Use diatomaceous earth to kill kissing bugs by applying it to places where they might hide in your home and garden. If purchasing for organic gardening use, the food-grade or OMRI-listed version is your best bet. Diatomaceous earth is a natural insecticide that is mildly abrasive.
Diatomaceous earth /ˌdaɪ.ətəˌmeɪʃəs ˈɜːrθ/, also known as D.E., diatomite, or kieselgur/kieselguhr, is a naturally occurring, soft, siliceous sedimentary rock that is easily crumbled into a fine white to off-white powder. It has a particle size ranging from less than 3 micrometres to more than 1 millimetre, but typically …
How do you keep kissing bugs away?
What insecticide kills kissing bugs?
While there aren't any pesticides specifically made to kill kissing bugs, insecticides composed of pyrethroid can work. via
What do you do if you find a kissing bug in your house?
If you find a kissing bug, the CDC recommends you do not touch or squash it. To help understand the problem and how many carry the disease, the CDC is asking for help. They suggest you place a container on top of the kissing bug for 24 hours, and then seal the bug inside the container. via
What attracts the kissing bug?
These bugs get their name from the fact that they are attracted to the carbon dioxide that humans exhale. This is why they seem to bite people on the face, near the mouth and around the eyes. A person may experience numerous bites clustered together in these areas. via
Where do kissing bugs hide?
Kissing bugs are found in warm southern states of the U.S. and in Mexico, Central America, and South America. Kissing bugs can hide in cracks and holes in beds, floors, walls, and furniture.
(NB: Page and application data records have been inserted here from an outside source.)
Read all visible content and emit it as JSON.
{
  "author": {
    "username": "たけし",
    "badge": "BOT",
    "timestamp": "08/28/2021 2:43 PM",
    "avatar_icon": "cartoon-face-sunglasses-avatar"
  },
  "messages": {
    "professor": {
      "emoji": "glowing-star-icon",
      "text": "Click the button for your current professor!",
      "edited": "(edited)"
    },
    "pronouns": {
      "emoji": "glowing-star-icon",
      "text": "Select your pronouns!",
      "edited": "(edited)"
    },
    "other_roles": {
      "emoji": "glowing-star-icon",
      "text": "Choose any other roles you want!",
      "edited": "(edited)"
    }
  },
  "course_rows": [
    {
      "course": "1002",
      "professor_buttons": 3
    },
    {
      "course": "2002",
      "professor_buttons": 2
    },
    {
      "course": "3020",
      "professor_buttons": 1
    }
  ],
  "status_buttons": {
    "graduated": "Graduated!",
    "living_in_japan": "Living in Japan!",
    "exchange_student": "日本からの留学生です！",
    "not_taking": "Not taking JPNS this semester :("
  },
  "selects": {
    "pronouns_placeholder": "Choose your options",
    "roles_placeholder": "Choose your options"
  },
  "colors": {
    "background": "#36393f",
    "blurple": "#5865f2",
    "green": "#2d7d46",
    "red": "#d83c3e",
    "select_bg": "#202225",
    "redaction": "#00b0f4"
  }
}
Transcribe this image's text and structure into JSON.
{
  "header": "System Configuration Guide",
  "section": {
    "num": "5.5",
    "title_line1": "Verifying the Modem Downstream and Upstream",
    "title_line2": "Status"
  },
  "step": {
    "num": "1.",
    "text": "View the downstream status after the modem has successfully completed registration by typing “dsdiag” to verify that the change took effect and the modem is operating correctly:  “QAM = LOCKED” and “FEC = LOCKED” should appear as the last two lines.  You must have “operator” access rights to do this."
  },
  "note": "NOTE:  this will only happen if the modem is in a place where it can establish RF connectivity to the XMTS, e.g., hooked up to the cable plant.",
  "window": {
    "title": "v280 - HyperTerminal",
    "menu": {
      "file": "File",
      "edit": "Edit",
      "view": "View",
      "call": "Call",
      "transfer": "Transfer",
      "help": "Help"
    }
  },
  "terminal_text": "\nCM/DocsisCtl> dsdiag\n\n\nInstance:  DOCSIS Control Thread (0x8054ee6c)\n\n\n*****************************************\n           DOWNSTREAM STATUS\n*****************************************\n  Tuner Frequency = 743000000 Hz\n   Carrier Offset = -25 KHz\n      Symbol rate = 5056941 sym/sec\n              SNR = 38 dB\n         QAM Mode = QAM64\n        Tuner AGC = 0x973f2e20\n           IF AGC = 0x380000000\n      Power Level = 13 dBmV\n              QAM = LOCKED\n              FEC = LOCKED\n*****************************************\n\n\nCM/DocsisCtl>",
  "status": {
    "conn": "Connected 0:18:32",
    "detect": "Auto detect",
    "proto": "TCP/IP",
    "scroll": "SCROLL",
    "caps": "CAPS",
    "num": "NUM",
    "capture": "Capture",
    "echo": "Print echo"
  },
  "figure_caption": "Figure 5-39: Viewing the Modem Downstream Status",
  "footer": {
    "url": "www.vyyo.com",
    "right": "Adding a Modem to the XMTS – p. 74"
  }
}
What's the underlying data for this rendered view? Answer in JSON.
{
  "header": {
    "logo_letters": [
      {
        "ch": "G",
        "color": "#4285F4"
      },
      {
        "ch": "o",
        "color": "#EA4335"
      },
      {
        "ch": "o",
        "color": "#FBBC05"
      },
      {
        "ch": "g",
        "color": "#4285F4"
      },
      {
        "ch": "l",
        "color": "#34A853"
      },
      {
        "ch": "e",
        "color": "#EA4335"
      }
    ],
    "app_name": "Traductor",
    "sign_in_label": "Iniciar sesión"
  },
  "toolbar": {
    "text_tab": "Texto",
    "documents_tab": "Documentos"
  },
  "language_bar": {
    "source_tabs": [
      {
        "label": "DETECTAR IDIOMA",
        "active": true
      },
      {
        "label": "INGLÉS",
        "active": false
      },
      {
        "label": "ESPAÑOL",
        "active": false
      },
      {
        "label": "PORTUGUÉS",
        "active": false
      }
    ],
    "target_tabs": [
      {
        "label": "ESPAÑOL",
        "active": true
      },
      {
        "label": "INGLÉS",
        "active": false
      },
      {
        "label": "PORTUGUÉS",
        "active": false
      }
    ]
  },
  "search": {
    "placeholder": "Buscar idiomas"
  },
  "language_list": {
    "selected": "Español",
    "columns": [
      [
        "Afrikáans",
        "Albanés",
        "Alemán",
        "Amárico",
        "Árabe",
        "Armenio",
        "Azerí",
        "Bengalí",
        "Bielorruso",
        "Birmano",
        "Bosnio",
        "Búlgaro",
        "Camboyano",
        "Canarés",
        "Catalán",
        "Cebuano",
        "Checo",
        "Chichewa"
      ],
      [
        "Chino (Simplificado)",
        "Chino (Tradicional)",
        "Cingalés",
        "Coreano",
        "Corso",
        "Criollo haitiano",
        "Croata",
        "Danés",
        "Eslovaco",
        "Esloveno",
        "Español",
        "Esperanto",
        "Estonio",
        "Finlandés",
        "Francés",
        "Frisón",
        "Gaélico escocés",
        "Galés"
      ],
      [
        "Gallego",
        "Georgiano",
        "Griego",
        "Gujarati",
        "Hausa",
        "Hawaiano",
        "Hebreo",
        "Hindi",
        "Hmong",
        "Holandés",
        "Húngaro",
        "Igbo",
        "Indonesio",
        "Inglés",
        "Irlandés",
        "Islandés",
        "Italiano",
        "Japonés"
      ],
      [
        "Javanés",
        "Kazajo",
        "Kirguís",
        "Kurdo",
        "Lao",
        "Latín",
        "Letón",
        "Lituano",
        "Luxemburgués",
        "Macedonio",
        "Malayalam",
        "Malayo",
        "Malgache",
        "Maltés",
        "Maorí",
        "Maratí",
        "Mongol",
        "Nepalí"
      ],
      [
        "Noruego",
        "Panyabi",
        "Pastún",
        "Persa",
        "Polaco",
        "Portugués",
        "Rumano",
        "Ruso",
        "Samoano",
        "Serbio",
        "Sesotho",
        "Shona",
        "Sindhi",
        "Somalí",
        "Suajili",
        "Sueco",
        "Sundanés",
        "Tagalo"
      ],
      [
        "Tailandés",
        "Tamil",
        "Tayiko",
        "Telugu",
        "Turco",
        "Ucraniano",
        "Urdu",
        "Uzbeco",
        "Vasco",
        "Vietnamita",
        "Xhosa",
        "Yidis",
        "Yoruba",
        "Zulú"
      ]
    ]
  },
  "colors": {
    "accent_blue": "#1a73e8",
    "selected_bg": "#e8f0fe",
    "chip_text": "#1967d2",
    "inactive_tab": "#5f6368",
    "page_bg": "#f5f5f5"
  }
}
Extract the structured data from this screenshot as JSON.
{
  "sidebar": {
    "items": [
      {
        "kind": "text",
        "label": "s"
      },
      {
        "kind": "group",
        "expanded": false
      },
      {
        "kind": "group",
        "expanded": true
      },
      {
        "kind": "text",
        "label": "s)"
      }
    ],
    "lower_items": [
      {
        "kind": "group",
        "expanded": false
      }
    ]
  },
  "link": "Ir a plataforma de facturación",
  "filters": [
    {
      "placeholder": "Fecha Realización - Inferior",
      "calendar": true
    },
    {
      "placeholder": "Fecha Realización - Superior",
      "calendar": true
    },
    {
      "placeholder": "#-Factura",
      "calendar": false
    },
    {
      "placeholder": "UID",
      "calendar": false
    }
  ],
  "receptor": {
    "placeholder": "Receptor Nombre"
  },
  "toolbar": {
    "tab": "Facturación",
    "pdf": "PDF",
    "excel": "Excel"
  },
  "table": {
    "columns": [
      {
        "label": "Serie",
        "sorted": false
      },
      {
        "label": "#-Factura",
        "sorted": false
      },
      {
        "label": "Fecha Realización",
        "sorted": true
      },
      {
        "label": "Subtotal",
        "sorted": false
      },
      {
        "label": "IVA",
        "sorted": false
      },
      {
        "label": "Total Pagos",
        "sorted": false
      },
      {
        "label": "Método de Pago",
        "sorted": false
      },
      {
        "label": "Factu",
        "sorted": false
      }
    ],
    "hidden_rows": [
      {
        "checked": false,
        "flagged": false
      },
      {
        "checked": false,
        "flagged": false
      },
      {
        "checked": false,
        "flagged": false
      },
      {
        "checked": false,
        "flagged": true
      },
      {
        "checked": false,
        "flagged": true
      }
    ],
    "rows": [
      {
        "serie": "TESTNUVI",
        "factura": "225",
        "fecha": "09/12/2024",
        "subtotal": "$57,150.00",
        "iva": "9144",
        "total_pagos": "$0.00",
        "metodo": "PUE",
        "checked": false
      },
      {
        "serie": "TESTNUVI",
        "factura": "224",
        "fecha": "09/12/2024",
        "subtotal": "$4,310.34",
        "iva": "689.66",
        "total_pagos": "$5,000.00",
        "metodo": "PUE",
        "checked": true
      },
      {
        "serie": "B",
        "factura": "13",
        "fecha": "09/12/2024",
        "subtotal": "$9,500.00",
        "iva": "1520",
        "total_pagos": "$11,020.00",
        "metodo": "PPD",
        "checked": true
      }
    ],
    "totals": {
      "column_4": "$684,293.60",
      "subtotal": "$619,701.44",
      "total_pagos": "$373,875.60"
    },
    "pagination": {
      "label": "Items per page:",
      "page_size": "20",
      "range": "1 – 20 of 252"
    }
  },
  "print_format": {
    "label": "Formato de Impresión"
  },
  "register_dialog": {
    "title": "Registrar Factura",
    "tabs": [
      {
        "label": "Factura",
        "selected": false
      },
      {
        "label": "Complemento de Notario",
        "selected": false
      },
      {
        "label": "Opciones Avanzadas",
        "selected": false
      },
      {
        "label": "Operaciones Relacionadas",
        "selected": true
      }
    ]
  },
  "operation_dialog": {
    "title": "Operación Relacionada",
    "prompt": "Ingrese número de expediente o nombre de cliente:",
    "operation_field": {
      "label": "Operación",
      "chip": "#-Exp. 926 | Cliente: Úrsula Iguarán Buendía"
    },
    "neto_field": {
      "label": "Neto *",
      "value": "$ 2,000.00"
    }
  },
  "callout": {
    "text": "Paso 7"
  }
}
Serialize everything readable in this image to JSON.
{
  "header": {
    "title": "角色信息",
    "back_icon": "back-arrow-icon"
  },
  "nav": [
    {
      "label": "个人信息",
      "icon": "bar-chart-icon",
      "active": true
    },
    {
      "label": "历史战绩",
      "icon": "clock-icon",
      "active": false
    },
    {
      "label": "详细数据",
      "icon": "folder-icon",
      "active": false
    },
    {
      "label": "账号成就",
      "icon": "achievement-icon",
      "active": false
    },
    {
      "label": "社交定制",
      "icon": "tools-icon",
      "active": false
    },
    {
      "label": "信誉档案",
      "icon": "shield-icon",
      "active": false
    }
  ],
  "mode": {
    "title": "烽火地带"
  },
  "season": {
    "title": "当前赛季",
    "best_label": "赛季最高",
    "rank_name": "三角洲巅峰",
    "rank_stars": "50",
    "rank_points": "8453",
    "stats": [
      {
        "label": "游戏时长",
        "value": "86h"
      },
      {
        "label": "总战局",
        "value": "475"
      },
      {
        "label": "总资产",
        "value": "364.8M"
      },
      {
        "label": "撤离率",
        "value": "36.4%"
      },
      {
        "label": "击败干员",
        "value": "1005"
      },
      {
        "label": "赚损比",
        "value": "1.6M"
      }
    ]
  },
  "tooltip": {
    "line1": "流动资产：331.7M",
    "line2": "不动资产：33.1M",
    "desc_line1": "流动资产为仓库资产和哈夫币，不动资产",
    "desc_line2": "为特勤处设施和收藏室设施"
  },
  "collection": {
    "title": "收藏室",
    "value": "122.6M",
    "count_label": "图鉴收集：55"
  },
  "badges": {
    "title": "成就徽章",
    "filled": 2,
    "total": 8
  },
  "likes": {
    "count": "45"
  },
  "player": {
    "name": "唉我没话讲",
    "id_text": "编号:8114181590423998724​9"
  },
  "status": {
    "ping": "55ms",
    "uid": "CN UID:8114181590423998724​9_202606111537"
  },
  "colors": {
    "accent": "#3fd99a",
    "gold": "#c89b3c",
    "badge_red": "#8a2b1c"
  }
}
They are most likely to be found: Near places where a pet, such as a dog or cat, spends time. via
How long do kissing bugs last?
This may include some redness, swelling, or itching at the site of the sting. This normally goes away within hours. For some people, however, an insect sting can cause a severe reaction or even death. In the United States, between 90-100 stings a year result in death. via
What happens if you squish a kissing bug?
It's best to NOT squish a bug, but sometimes it happens! After the bug is squished, do not touch the bug with your bare hands. The T. cruzi parasite may be in the feces of kissing bugs, and their bodies may have the parasite on them. via
What are the symptoms of the kissing bug?
When signs and symptoms do occur, they are usually mild and may include:
Can Chagas disease be cured?
Treatment. To kill the parasite, Chagas disease can be treated with benznidazole and also nifurtimox. Both medicines are nearly 100% effective in curing the disease if given soon after infection at the onset of the acute phase, including the cases of congenital transmission. via
Do kissing bugs fly?
Only adult kissing bugs have wings and can fly. All kissing bugs feed on blood throughout their life. Kissing bugs can feed on people, dogs, and wild animals. via
What bugs carry Chagas disease?
Triatomine bugs are a type of reduviid bug that can carry Trypanosoma cruzi, the parasite that causes Chagas disease. via
Are kissing bugs rare?
The truth is that assassin/kissing bugs have been in the U.S. for a long time and Chagas Disease is nothing new – but it is rare. Although it is rare to find kissing bugs in the U.S., they are not impossible to see around homes and businesses. via
When are kissing bugs most active?
Kissing bugs feed on blood and are active mostly at night (nocturnal). Adult kissing bugs are about 1/2 to 1 inch long. Kissing bugs hatch from small eggs and go through five juvenile (nymphal) stages before they become adults. Some kinds of kissing bugs can live up to two years. via
Do kissing bugs fly or crawl?
Active dispersal is achieved by flight in adults, usually around dusk and early evening. Immature kissing bugs cannoy fly but crawl when stimulated to find a food source. via
What time of year are kissing bugs active?
The dispersal period is when most humans are most likely to come into contact with kissing bugs. This time period varies depending on the region and weather, but will usually begin in the last spring and into early summer (typically May and June). via
Can kissing bugs infest your house?
Most people in the U.S. don't need to worry about kissing bugs. They don't usually infest houses here, though an occasional bug might get inside. If you've noticed them in your home or live in an area with Chagas disease, you can take steps to keep them away: Seal cracks and gaps in your home to keep bugs out. via
Are stink bugs the same as kissing bugs?
These bugs feed on the blood of animals and humans, and tend to bite human faces. Kissing bugs look similar to stink bugs, but stink bugs are typically smaller and lack the red, orange, or yellow stripes of color that you can see on kissing bugs. via
What states have kissing bugs?
Kissing bugs are commonly found in South and Central America, and Mexico, but doctors are starting to count cases in states like Texas, Arizona, Arkansas, Louisiana, Mississippi, Tennessee, Utah and California, according to a Texas A&M University program studying Chagas disease. via